Free-ranging snakes representing dozens of species from around the world are discovered in the United States in any given year, usually as a result of escapees or releases from the pet trade, but most of these don't appear to have established a reproductive population.
Any animal can be problematic when released in places where it is not native. For example, the brown tree snake was introduced to the American island of Guam shortly after World War II; it has decimated the native birds, mammals and lizards of Guam, such that only a few small species remain. Guam has now lost 10 of its 12 native forest birds, most of its bats, and about half of its native lizards. Burmese pythons introduction to Florida have been linked to severe mammal declines in Everglades National Park.

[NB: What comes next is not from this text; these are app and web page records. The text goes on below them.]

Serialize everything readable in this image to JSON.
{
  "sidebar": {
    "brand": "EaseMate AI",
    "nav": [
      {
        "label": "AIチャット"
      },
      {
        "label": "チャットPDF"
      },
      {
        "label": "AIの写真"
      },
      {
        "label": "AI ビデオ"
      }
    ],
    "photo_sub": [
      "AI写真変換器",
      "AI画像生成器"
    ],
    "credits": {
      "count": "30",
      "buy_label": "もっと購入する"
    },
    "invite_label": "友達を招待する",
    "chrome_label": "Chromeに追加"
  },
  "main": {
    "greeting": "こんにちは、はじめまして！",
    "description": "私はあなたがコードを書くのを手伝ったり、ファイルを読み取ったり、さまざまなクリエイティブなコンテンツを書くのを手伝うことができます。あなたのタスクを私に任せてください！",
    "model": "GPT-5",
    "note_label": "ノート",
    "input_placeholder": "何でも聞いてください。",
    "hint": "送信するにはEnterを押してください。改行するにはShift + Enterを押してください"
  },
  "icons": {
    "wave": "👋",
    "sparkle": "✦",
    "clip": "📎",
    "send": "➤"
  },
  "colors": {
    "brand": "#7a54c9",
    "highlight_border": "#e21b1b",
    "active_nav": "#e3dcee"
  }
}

None of these snakes pose more than minimal risk to human safety. Human fatalities from non-venomous snakes in the wild are very rare, probably only a few per year worldwide. All known fatalities in the United States are from captive snakes. Predatory attacks by invasive pythons are a possibility, though the rarity of such attacks suggests that they are highly unlikely.
Learn more: USGS Invasive Animals